+++ Supplied records +++
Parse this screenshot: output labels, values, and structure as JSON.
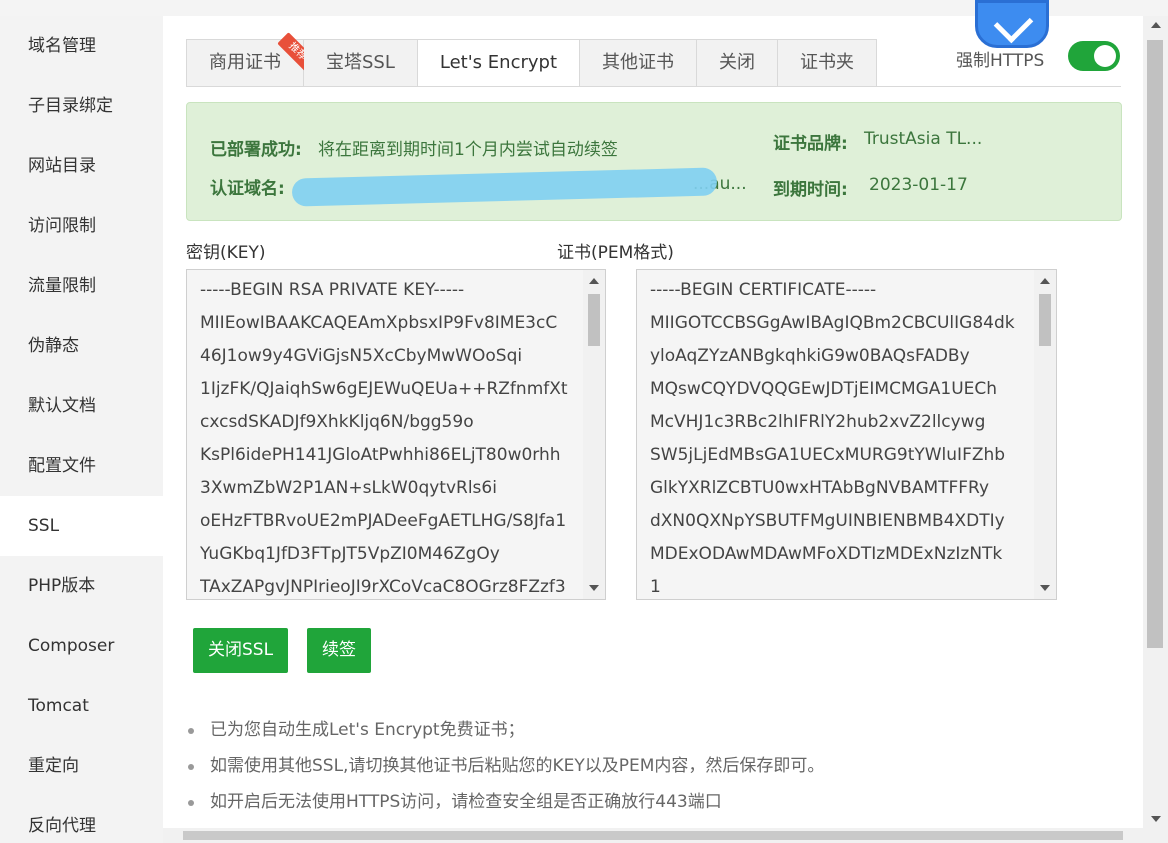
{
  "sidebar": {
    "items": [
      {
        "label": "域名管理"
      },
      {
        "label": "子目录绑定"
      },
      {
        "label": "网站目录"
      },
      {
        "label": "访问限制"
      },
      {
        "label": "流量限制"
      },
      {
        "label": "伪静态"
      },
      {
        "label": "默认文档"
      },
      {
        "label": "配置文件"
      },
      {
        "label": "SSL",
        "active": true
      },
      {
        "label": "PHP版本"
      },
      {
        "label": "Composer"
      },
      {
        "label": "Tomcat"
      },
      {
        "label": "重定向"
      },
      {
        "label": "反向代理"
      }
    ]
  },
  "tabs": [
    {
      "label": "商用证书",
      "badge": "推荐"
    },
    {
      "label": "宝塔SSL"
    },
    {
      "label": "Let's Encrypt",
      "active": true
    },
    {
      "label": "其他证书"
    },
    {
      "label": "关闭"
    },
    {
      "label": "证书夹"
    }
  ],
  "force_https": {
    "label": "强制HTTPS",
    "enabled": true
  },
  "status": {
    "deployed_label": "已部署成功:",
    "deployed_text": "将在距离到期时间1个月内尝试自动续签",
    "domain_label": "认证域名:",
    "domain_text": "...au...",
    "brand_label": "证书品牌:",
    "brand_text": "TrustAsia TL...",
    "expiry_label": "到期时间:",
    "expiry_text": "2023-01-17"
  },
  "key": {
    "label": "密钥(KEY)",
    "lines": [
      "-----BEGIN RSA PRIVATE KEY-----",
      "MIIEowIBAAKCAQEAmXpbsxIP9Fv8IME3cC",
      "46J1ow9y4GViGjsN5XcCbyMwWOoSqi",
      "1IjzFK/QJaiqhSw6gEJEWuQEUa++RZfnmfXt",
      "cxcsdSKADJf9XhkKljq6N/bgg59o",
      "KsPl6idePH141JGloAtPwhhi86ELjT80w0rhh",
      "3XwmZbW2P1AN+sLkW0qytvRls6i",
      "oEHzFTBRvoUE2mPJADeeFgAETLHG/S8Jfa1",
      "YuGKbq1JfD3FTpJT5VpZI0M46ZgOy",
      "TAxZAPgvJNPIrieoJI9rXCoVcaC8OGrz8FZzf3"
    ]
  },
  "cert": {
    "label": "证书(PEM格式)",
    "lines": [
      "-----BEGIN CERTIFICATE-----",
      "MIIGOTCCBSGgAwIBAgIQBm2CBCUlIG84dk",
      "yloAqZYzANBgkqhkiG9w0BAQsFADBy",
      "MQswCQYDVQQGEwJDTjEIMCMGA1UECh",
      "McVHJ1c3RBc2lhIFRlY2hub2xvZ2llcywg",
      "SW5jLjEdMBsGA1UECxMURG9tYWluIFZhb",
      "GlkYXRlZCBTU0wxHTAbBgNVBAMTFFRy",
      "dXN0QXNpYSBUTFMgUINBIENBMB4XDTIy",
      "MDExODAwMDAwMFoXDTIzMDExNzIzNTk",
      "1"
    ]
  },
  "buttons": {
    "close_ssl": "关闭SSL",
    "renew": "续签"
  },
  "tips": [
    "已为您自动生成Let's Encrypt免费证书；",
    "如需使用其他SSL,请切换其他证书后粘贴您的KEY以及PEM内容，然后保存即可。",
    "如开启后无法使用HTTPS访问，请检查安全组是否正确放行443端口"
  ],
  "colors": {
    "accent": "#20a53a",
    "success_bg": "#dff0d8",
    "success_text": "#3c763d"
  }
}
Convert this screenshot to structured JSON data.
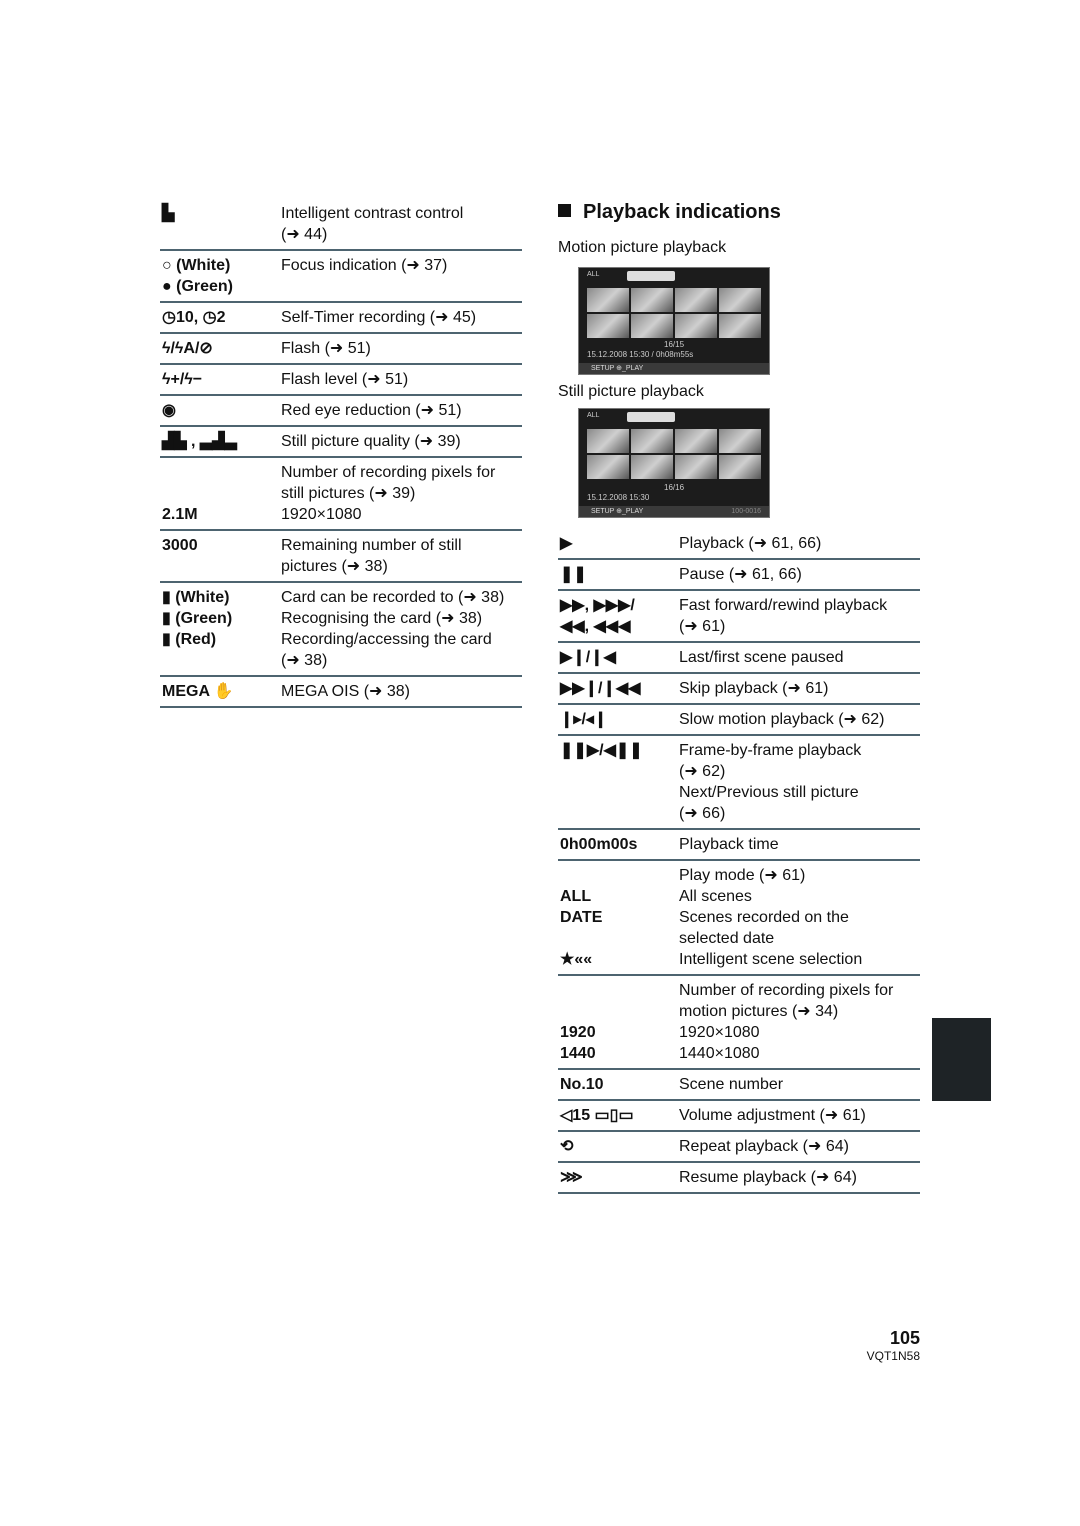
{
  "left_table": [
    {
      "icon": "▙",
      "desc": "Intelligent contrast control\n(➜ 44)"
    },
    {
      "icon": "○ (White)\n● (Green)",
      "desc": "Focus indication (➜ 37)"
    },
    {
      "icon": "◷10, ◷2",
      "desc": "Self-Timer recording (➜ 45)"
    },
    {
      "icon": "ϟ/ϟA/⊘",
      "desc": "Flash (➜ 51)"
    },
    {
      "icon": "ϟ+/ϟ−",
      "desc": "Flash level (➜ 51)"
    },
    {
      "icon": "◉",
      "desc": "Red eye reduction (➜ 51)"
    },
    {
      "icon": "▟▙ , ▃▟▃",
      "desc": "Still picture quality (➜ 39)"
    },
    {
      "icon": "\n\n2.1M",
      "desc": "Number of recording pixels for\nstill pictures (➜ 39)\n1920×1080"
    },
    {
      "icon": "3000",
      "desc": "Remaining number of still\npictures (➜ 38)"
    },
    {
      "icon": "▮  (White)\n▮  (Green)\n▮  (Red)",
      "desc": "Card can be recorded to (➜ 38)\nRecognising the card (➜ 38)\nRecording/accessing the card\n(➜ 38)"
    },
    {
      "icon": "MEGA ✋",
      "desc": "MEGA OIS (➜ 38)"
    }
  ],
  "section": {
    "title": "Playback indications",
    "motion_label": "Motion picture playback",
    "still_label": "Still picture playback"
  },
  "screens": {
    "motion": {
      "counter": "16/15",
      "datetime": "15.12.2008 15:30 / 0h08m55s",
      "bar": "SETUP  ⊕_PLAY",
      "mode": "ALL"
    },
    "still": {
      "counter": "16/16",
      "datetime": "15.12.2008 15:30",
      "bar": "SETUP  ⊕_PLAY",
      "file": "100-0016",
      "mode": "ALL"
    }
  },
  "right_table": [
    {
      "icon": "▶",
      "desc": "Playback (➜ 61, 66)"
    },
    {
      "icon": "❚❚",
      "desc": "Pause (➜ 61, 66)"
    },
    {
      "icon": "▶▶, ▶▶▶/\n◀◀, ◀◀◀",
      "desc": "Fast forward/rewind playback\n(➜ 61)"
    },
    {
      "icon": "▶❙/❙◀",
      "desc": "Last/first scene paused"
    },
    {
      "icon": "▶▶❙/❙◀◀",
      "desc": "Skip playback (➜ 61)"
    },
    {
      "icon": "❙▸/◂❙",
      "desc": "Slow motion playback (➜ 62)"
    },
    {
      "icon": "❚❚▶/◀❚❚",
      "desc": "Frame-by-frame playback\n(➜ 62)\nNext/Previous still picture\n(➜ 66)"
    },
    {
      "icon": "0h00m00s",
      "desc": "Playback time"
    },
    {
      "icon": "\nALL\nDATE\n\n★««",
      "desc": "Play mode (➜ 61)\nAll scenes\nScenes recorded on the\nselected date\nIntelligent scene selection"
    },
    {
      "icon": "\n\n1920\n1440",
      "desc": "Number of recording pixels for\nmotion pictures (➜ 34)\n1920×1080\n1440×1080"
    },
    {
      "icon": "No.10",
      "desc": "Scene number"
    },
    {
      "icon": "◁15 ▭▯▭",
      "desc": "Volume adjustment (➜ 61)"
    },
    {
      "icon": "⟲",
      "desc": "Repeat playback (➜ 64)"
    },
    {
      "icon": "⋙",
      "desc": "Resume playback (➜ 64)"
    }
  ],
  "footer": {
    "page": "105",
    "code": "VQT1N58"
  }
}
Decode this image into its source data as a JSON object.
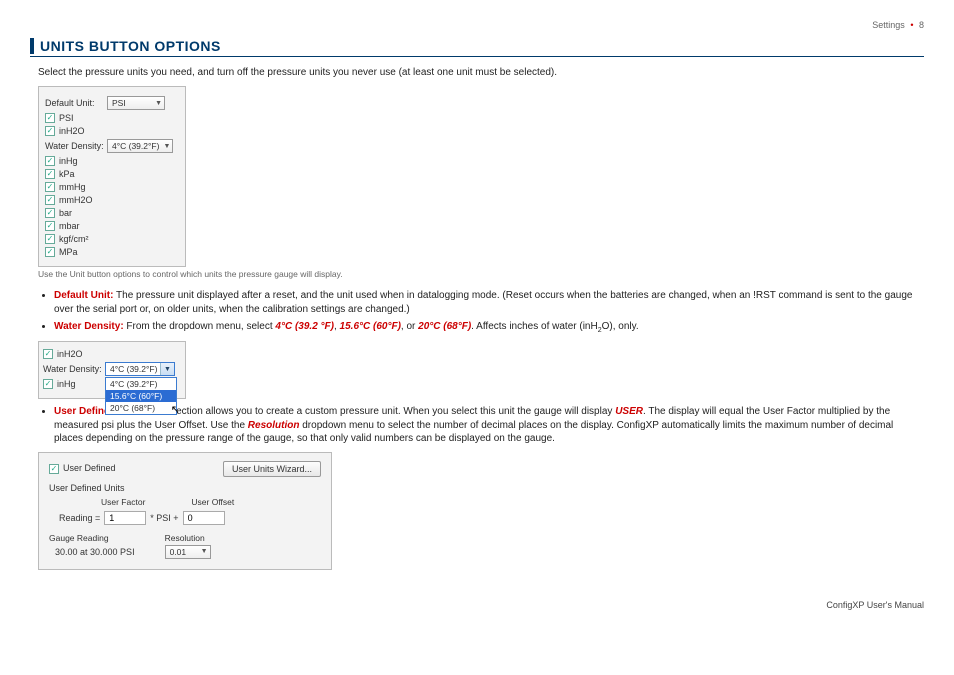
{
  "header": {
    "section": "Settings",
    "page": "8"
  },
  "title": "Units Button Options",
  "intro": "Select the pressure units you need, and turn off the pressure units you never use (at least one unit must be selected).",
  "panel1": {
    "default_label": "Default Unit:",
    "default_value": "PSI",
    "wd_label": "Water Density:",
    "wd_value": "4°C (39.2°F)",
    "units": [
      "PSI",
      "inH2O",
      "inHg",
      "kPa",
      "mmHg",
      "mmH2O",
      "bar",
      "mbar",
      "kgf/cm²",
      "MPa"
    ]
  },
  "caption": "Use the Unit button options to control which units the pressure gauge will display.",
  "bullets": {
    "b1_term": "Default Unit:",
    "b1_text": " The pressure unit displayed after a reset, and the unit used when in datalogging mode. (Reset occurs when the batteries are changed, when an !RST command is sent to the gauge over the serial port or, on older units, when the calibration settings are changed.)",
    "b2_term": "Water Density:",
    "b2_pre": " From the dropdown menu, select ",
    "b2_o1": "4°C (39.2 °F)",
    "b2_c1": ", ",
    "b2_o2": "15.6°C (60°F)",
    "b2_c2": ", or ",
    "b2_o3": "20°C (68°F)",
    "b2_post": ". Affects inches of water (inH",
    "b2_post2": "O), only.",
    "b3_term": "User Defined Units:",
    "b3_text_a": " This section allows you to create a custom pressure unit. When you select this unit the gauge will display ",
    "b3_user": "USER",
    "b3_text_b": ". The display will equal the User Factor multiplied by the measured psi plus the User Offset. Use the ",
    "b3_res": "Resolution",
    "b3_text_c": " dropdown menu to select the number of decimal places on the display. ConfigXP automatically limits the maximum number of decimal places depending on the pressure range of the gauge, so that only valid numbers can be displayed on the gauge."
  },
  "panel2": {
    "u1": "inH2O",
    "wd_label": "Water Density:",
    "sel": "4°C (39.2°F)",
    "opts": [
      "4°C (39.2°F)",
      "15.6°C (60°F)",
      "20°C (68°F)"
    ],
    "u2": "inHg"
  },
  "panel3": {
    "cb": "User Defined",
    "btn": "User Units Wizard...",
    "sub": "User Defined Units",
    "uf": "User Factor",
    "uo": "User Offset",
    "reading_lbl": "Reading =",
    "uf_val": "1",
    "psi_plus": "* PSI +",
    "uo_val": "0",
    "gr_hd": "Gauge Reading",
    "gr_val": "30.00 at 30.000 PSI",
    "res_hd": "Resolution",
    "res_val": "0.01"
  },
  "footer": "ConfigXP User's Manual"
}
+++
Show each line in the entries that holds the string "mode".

Solution to this exercise:
      "mode": "ALL"
      "mode": "ALL"
      "desc": "Play mode (➜ 61)\nAll scenes\nScenes recorded on the\nselected date\nIntelligent scene selection"
    "b1_text": " The pressure unit displayed after a reset, and the unit used when in datalogging mode. (Reset occurs when the batteries are changed, when an !RST command is sent to the gauge over the serial port or, on older units, when the calibration settings are changed.)",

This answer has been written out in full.